WASHINGTON – Researchers have developed a new technology that promises much safer batteries in the future in view of the increasing concerns regarding the fire risks that lithium batteries pose to aircraft passengers,.
Researchers have created a new type of lithium ion conductor that could be the basis for a whole new generation of solid-state batteries.
The conductor uses rock salt Lithium Borohydride (LiBH4) which is a well-known agent in organic chemistry laboratories. It has been considered for use in batteries before. However, until now it only worked at high temperatures or pressures.
These researchers doped a cubic lattice of KI molecules with the LiBH4. This has allowed them to stabilise the high-pressure form of Lithium borohydride and thus make a solid solution at normal atmospheric pressure.

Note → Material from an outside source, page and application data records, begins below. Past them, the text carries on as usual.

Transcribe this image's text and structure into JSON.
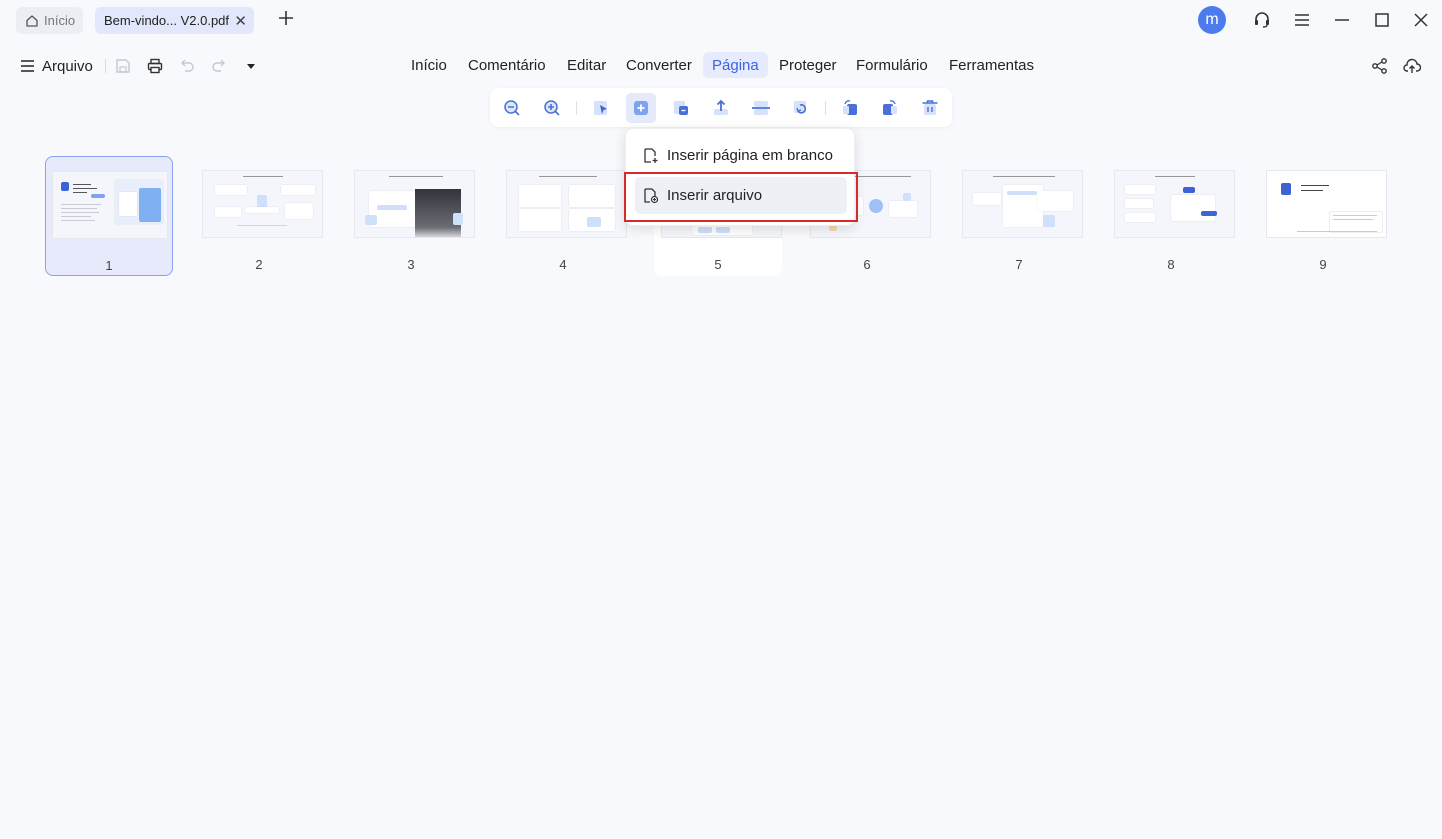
{
  "tabs": {
    "home_label": "Início",
    "doc_label": "Bem-vindo... V2.0.pdf",
    "close_glyph": "✕"
  },
  "user": {
    "avatar_letter": "m"
  },
  "file_menu": {
    "label": "Arquivo"
  },
  "main_menu": {
    "items": [
      "Início",
      "Comentário",
      "Editar",
      "Converter",
      "Página",
      "Proteger",
      "Formulário",
      "Ferramentas"
    ],
    "active": "Página"
  },
  "page_toolbar": {
    "icons": [
      "zoom-out-icon",
      "zoom-in-icon",
      "select-icon",
      "insert-page-icon",
      "replace-page-icon",
      "extract-page-icon",
      "split-page-icon",
      "crop-page-icon",
      "rotate-left-icon",
      "rotate-right-icon",
      "delete-page-icon"
    ]
  },
  "insert_dropdown": {
    "blank_page": "Inserir página em branco",
    "insert_file": "Inserir arquivo"
  },
  "thumbnails": {
    "pages": [
      "1",
      "2",
      "3",
      "4",
      "5",
      "6",
      "7",
      "8",
      "9"
    ],
    "selected_page": "1"
  },
  "colors": {
    "accent": "#3a63e8",
    "avatar": "#4b7bec",
    "highlight": "#d62b2b",
    "selected_bg": "#e6eafb"
  }
}
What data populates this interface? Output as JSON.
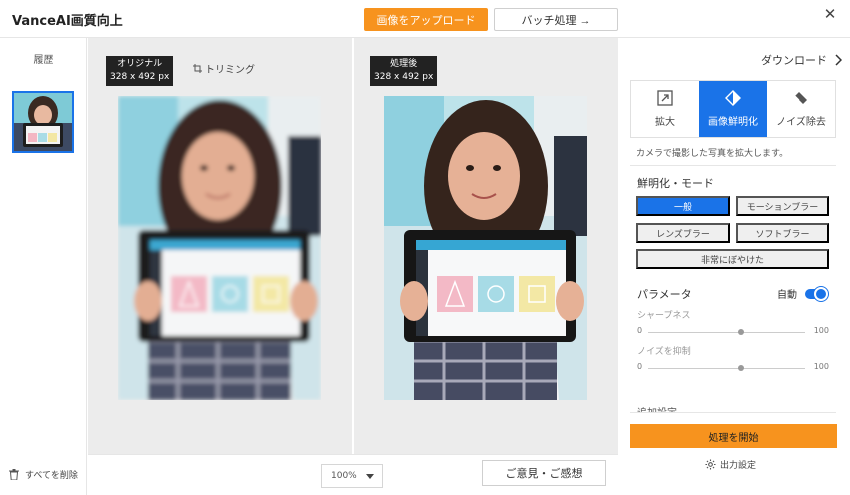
{
  "header": {
    "title": "VanceAI画質向上",
    "upload_label": "画像をアップロード",
    "batch_label": "バッチ処理 →"
  },
  "history": {
    "title": "履歴",
    "delete_all_label": "すべてを削除"
  },
  "canvas": {
    "original_badge": "オリジナル",
    "original_size": "328 x 492 px",
    "trim_label": "トリミング",
    "processed_badge": "処理後",
    "processed_size": "328 x 492 px",
    "zoom_value": "100%",
    "feedback_label": "ご意見・ご感想"
  },
  "panel": {
    "download_label": "ダウンロード",
    "tabs": [
      {
        "label": "拡大",
        "icon": "enlarge-icon"
      },
      {
        "label": "画像鮮明化",
        "icon": "sharpen-icon"
      },
      {
        "label": "ノイズ除去",
        "icon": "eraser-icon"
      }
    ],
    "description": "カメラで撮影した写真を拡大します。",
    "mode_title": "鮮明化・モード",
    "modes": [
      "一般",
      "モーションブラー",
      "レンズブラー",
      "ソフトブラー",
      "非常にぼやけた"
    ],
    "params_title": "パラメータ",
    "auto_label": "自動",
    "sharpness_label": "シャープネス",
    "sharpness": {
      "min": "0",
      "max": "100",
      "value": 0.59
    },
    "denoise_label": "ノイズを抑制",
    "denoise": {
      "min": "0",
      "max": "100",
      "value": 0.59
    },
    "more_settings": "追加設定",
    "start_label": "処理を開始",
    "output_label": "出力設定"
  },
  "colors": {
    "accent_blue": "#1a73e8",
    "accent_orange": "#f7931e"
  }
}
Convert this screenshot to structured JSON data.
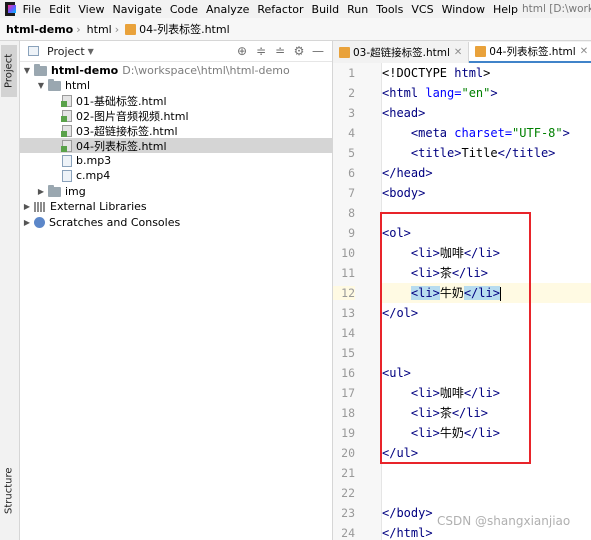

It proved to be relatively stable at room temperature.
The team made a peculiar discovery during the invention of the new technology. The Li+ ions functioned like pure Li+ ion conductors, even though they were just doping the KI lattices.
This is actually the reverse of the normal doping technique in which a small amount of stabilising element would be added to an ionic conductor abundant in Lithium.
“In other words, LiBH4 is a sort of ‘parasite’ but not a host material,” said Hitoshi Takamura who is the leader of the research at Tohoku University in Japan.
The researchers said that the “parasitic conduction” suggested that it could be broadly applied in the search for new batteries.
“This work suggests the potential of this mechanism in the ongoing search for the perfect material for use in solid state batteries,” Takamura added.
The findings have appeared in the journal APL Materials.